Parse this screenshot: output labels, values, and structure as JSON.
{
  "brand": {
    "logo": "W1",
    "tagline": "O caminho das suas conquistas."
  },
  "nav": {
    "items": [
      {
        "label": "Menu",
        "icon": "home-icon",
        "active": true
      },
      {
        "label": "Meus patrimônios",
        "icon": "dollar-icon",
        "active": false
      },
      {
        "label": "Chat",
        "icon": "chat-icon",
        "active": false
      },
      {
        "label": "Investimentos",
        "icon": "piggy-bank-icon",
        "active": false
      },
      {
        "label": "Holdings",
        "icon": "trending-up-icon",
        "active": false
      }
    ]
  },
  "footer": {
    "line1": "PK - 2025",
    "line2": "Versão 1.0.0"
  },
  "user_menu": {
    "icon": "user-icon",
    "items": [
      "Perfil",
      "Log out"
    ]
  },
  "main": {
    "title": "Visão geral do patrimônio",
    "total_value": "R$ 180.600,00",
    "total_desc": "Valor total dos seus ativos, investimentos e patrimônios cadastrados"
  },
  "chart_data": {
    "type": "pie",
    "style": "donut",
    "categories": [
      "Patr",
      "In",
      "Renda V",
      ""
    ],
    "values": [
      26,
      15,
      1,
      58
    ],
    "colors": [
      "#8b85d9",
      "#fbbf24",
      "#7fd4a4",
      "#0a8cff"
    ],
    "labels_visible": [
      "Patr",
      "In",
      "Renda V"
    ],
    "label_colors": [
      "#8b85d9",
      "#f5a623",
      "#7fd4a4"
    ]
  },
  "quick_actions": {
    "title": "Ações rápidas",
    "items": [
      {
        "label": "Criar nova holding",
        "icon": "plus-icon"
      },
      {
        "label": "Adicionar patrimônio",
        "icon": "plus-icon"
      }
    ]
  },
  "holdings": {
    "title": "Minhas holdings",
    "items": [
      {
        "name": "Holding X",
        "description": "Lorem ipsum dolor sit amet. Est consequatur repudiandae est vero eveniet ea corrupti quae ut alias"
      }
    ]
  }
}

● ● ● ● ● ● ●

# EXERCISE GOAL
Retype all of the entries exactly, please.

# COMPLETED EXERCISE
Parse this screenshot: output labels, values, and structure as JSON.
{
  "brand": {
    "logo": "W1",
    "tagline": "O caminho das suas conquistas."
  },
  "nav": {
    "items": [
      {
        "label": "Menu",
        "icon": "home-icon",
        "active": true
      },
      {
        "label": "Meus patrimônios",
        "icon": "dollar-icon",
        "active": false
      },
      {
        "label": "Chat",
        "icon": "chat-icon",
        "active": false
      },
      {
        "label": "Investimentos",
        "icon": "piggy-bank-icon",
        "active": false
      },
      {
        "label": "Holdings",
        "icon": "trending-up-icon",
        "active": false
      }
    ]
  },
  "footer": {
    "line1": "PK - 2025",
    "line2": "Versão 1.0.0"
  },
  "user_menu": {
    "icon": "user-icon",
    "items": [
      "Perfil",
      "Log out"
    ]
  },
  "main": {
    "title": "Visão geral do patrimônio",
    "total_value": "R$ 180.600,00",
    "total_desc": "Valor total dos seus ativos, investimentos e patrimônios cadastrados"
  },
  "chart_data": {
    "type": "pie",
    "style": "donut",
    "categories": [
      "Patr",
      "In",
      "Renda V",
      ""
    ],
    "values": [
      26,
      15,
      1,
      58
    ],
    "colors": [
      "#8b85d9",
      "#fbbf24",
      "#7fd4a4",
      "#0a8cff"
    ],
    "labels_visible": [
      "Patr",
      "In",
      "Renda V"
    ],
    "label_colors": [
      "#8b85d9",
      "#f5a623",
      "#7fd4a4"
    ]
  },
  "quick_actions": {
    "title": "Ações rápidas",
    "items": [
      {
        "label": "Criar nova holding",
        "icon": "plus-icon"
      },
      {
        "label": "Adicionar patrimônio",
        "icon": "plus-icon"
      }
    ]
  },
  "holdings": {
    "title": "Minhas holdings",
    "items": [
      {
        "name": "Holding X",
        "description": "Lorem ipsum dolor sit amet. Est consequatur repudiandae est vero eveniet ea corrupti quae ut alias"
      }
    ]
  }
}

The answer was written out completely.